UPDATE: This preliminary review was written after just a day or so with this smartphone. A more in-depth version based on long-term testing is now available:
The HTC Amaze is the latest HSPA+ Android phone from T-Mobile. It runs Android 2.3.4 on a 1.5 GHz dual-core processor and features a 4.3-inch super LCD touchscreen display and two cameras, an 8 megapixel on the back and a 2 megapixel camera on the front for videoconferencing on the go.
It’s available now from T-Mobile for $260 with a $50 mail-in rebate and a new two-year service contract.
This is a preliminary review based on just a few days with the Amaze; a full review is forthcoming.
BUILD & DESIGN
The HTC Amaze is comparable in size to some of the other new phones that have just hit the market, though it’s a little narrower than the Samsung Galaxy S II. But it does have quite a bit of style, especially if you get the white version. The front is dominated by the large (and very sharp) touchscreen display. There’s no physical keyboard here, so you’ll be typing on the screen.
Turn the phone over and you’ll find that the back has cool silver accents — it’s definitely not the same old smartphone in terms of design. The back is a bit too smooth for my taste though, and the Amaze seems a little “slippery” in the hand.
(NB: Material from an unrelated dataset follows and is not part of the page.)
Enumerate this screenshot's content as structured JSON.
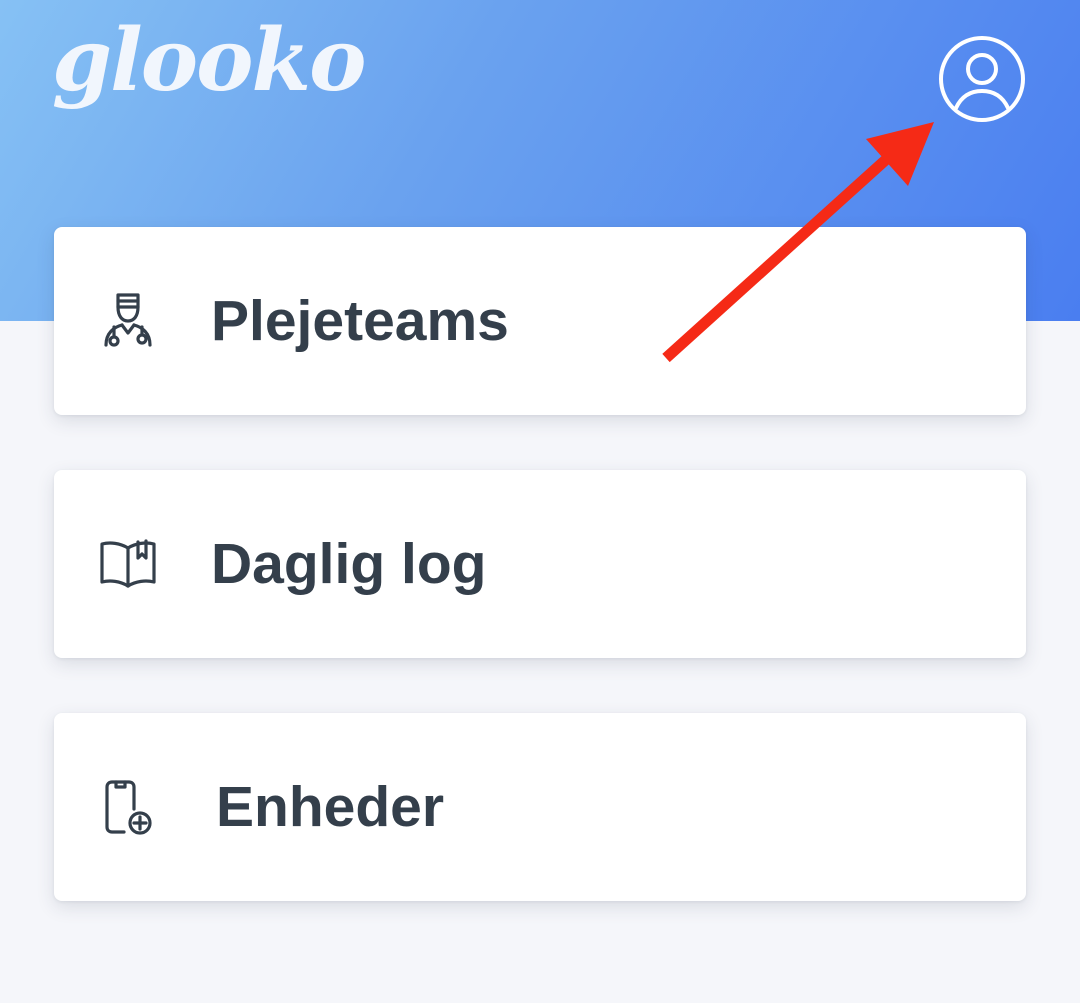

The HTC Amaze runs Android 2.3.4 on a 1.5 GHz dual-core processor, and it seems really fast in initial testing. There’s 1GB of RAM and 16GB of internal storage, and if you need more space you can plug in a microSD expansion card of up to 48GB in capacity.
All of the usual HTC Sense goodness is here; those extra touches make the phone more enjoyable to use in the long term and will be covered in the full review. There are also plenty of preloaded extras such as Polaris Office, FM Radio and Slacker for music, Qik video chat, and several carrier-specific apps.
The most important feature is the camera, since the Amaze is being marketed as a photographer’s phone. It has a dual LED flash which should be helpful in low light situations, and there are several shooting modes and options from which to choose. The camera has performed well in initial testing, but further evaluation is required before the question of whether it can replace a standalone camera can be answered.
I’ve only been using the HTC Amaze $G for a few days so far, but my impressions are very positive. It looks cool, the screen is bright and sharp, it’s fast, and the camera takes really nice shots. I’ve still got several tests to run, including benchmarks and network speed testing, so stay tuned for a full review here at Brighthand.